*The Texas Rangers in the World Series? Some say hell will freeze over first. But if the Rangers beat the New York Yankees on the way there people in north Texas might consider that win to be just as satisfying.

Although I’m not a baseball fan, I’ve been to at least one Rangers game if for no other reason than to say I was there; that and the fact that someone else paid for the ticket. But me and football? That’s another story.

I’ve been a football fan since Superbowl XII. And I’ve been a Dallas Cowboys fan ever since that day too. It’s been my goal to attend a Superbowl. And with four months left until Superbowl XLV comes to Cowboys Stadium, next February would be my best opportunity to cross that goal off my list.

But just in case I don’t come up with the $1,000 that I’ve been told is the cost of a Superbowl ticket, I thought I better attend a regular season Cowboys home game for a fraction of the price.

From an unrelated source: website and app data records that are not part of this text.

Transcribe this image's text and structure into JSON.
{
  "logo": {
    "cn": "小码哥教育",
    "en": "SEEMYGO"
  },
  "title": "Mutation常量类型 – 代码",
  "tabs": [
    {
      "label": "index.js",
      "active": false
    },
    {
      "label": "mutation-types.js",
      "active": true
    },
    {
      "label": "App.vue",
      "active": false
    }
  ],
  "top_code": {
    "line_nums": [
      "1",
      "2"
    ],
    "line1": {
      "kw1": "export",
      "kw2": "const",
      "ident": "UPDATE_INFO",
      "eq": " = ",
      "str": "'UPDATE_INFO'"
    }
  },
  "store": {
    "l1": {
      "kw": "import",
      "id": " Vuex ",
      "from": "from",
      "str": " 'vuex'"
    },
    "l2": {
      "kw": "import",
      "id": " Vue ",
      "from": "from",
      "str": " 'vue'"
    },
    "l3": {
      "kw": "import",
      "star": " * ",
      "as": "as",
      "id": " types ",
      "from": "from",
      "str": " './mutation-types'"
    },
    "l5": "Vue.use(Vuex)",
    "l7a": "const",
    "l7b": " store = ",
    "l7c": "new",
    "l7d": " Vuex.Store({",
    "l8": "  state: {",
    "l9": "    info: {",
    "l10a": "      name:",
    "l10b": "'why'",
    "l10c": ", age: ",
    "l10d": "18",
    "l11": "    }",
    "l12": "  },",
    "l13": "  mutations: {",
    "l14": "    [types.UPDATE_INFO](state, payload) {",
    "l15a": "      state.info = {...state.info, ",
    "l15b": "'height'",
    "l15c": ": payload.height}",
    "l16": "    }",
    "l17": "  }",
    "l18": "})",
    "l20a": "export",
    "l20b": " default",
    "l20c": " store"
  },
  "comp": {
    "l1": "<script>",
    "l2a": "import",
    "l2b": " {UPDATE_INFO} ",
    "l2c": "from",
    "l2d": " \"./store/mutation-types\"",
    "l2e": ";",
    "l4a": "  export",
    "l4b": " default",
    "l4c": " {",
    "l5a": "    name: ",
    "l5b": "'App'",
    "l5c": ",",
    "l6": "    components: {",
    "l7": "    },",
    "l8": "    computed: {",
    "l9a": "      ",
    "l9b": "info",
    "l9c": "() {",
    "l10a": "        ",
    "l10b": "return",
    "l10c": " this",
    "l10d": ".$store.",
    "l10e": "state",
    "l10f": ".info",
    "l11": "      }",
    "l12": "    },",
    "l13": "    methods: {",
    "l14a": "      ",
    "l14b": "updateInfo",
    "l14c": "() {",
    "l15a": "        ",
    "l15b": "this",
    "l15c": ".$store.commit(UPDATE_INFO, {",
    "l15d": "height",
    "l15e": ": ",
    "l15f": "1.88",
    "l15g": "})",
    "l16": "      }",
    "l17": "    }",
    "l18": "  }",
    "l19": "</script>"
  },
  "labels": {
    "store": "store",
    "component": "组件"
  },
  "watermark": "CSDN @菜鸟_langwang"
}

And that’s just what I did when the Titans came to town.

As the largest domed stadium in the world, I’d heard about how great the new Cowboys Stadium is with its jumbo trons, retractable roof and climate controlled atmosphere. I also had heard about the traffic jams after the games. So I decided to take public transportation and save myself the headache. I started out at 12 noon for the 3 o’clock game and made it to the stadium an hour before kickoff which left me enough time to eat a meal at the fast food joint aross the street for half the price of one hotdog at the stadium. As I approached the staduim on a full stomach there were dozens of tailgaters eating, drinking, and dancing in the parking lot. That’s when I realized for some people tailgating is the main event and a great way to celebrate with friends.

Before I could have a tailgate party, though, I would have to have friends. And then those friends would have to like football and have the money to help pay for the party. I was 0 for 3. These days the best friends I know are me, myself and I so no tailgating for me. But I digress.

When I entered the stadium it was as if I had stepped into a giant party of silver and blue! There was a group performing from a stage high in the rafters and thousands of people in the Party Pass section watching the show. The party pass sections, akin to the balcony area of a theatre, are at each endzone behind the seats. It costs $30 per person. There are no chairs, just cocktail tables for all the food and drinks you’re sure to eat standing up. My ticket was for the sit-down section.  So I waded through the people and found my seat.

I didn’t expect to be seated forty yards behind the end zone, but that’s where I was! Eventhough I could see the game clearly from where I sat, it’s true In Texas Stadium there is no bad seat – even in the pary pass section – thanks to the four jumbo trons facing each direction.  And though the home team could be accused of not trying their best to win the game, the same cannot be said about the jumbo tron crew who took every opportunity to use the big screens. If they weren’t showing the game or replays of the game they were putting couples on the spot forcing them into closeup kisses for the camera, or showing candid shots of the fans in the stands, or closeup shots of players on the sidelines forcing them to smile for the camera when they should have had their minds on the game. Did I digress again?

Aside from losing the game, I had a great time collectively cheering for my team and heckling the other. If our cheers could have made a difference the Cowboys most certainly would have won because the stadium was packed to its near capacity of 110,000 including the standing room only section. But our cheers didn’t make a difference. And my team lost. That’s the bad news. The good news: I was at Superbowl XLV four months early!

Steffanie is a freelance journalist living in the Dallas, Texas metroplex. Send questions, comments or requests for speaking engagements to Steffanie at [email protected]. And see the video version of her journal at youtube.com/steffanierivers.